Boards & Technology: A Gap in ExpertiseDownload a PDF of this article
The Board of Directors, and a company’s corporate governance framework, are under ever more scrutiny by investors. As outlined by Federated Hermes in their April 2020 paper on ‘Guiding Principles for an Effective Board’: “Investors care deeply about how well a company Board is functioning” adding that a well-functioning Board “makes it more likely that material risks and opportunities will be well managed.”
The Board is charged with managing and overseeing the principal risks to a business – an issue which is clearly set out in Principle O of the 2018 UK Corporate Governance Code. However, beyond outlining that the Board should oversee and review the effectiveness of risk management systems, and facilitate an annual evaluation of the Board, there is limited guidance on the approach the Board should take.
The 2018 ‘Guidance on Board Effectiveness’, also issued by the UK FRC, highlights that “diversity of skills, background and personal strengths is an important driver of a Board’s effectiveness, creating different perspectives among directors, and breaking down a tendency towards ‘group think’”. They add that “non-executive directors should possess a range of critical skills of value to the Board and relevant to the challenges and opportunities facing the company.”
Company Boards will have spent much of 2020 focused on addressing the hugely challenging impact of COVID-19. While pandemic risk was unlikely to have been a feature of many companies ‘Principal Risks & Uncertainties’, one that is listed, or very much should be, is cyber and technology risk.

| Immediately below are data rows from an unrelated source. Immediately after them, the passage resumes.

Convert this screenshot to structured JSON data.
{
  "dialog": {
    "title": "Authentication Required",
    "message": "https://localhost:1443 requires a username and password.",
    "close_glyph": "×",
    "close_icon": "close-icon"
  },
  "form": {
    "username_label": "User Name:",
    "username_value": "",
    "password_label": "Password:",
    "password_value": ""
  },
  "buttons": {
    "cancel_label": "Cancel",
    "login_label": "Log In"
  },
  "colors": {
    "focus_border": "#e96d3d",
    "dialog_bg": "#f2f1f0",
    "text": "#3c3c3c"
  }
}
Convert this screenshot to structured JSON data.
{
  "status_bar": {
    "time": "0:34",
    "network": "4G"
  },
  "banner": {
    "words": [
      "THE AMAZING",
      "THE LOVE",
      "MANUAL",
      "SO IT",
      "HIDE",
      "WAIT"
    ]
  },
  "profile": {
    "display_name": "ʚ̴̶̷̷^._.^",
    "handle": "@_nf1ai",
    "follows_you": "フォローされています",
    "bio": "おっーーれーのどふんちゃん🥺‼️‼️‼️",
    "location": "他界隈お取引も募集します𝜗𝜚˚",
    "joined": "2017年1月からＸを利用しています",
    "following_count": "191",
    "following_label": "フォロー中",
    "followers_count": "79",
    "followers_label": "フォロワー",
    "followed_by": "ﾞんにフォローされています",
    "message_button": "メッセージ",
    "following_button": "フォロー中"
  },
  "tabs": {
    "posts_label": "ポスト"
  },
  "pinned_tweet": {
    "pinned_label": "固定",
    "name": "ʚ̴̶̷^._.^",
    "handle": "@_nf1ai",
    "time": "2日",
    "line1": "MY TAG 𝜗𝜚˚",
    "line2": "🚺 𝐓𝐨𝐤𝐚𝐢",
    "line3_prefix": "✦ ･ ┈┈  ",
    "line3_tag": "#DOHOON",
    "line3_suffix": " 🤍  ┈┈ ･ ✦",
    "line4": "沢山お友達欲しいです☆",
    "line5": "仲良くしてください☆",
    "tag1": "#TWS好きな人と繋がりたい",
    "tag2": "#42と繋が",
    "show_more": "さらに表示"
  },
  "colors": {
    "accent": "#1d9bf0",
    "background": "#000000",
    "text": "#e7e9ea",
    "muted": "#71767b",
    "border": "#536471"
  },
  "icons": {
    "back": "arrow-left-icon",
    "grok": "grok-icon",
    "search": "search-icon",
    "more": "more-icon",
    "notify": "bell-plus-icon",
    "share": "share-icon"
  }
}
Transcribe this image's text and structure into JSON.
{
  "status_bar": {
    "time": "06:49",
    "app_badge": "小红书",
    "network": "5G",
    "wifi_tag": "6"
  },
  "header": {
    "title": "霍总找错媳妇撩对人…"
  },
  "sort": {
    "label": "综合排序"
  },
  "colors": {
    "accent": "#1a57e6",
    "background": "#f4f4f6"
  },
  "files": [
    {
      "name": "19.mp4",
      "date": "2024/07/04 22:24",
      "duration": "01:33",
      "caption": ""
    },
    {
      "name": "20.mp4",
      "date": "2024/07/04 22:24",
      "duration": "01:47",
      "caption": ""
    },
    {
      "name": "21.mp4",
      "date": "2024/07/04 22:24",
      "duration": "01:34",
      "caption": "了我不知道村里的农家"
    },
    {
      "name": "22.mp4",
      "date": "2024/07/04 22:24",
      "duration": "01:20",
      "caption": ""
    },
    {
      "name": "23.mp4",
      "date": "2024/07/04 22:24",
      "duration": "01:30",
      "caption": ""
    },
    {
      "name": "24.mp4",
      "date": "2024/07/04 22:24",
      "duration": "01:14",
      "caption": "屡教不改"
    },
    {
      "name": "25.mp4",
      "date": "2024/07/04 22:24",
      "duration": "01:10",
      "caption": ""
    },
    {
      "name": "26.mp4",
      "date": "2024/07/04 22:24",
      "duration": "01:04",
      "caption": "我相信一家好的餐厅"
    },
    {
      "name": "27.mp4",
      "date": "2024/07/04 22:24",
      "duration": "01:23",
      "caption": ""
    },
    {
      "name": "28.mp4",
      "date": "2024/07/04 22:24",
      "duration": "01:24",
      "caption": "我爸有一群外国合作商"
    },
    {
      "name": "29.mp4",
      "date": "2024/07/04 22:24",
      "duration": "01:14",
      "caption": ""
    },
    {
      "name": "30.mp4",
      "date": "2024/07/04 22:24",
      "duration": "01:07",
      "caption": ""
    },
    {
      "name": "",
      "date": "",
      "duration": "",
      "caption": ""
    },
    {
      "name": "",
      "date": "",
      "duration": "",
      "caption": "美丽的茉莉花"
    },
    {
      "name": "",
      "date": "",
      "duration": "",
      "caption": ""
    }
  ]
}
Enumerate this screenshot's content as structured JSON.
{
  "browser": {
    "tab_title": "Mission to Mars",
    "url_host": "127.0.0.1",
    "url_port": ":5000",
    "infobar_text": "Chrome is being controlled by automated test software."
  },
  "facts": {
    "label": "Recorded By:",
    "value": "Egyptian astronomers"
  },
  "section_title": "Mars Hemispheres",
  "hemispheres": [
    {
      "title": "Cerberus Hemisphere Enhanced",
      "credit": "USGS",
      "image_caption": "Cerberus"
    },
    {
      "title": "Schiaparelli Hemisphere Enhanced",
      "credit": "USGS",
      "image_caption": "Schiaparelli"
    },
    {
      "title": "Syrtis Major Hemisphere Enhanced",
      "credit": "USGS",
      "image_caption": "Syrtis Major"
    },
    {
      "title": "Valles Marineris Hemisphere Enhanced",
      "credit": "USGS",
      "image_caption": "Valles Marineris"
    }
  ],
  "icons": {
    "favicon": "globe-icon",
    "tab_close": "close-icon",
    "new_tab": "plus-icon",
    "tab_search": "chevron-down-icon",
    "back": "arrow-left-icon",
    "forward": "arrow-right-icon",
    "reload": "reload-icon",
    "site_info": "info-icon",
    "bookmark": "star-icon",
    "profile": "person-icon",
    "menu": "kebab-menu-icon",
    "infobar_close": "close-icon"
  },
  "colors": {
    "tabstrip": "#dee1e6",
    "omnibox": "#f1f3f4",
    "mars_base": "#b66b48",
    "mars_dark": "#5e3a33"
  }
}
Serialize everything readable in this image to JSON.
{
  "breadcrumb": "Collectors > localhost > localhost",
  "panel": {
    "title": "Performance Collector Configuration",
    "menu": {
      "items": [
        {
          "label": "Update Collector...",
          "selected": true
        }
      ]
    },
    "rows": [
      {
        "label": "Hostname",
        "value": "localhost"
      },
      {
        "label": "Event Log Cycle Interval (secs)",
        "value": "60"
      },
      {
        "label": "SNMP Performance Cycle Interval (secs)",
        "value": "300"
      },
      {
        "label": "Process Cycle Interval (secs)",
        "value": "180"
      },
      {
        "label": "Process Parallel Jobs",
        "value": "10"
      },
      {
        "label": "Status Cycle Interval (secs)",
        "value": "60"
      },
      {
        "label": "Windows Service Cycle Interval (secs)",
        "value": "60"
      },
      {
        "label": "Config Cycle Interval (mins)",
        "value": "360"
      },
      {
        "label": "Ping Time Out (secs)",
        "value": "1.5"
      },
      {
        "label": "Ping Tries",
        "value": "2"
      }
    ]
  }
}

Technology is now a central part of many business models including those in major sectors such as banking, transport and retail. Most businesses hold some form of personal data and every business has hardware and software which ensures the business can function on a day-to-day basis.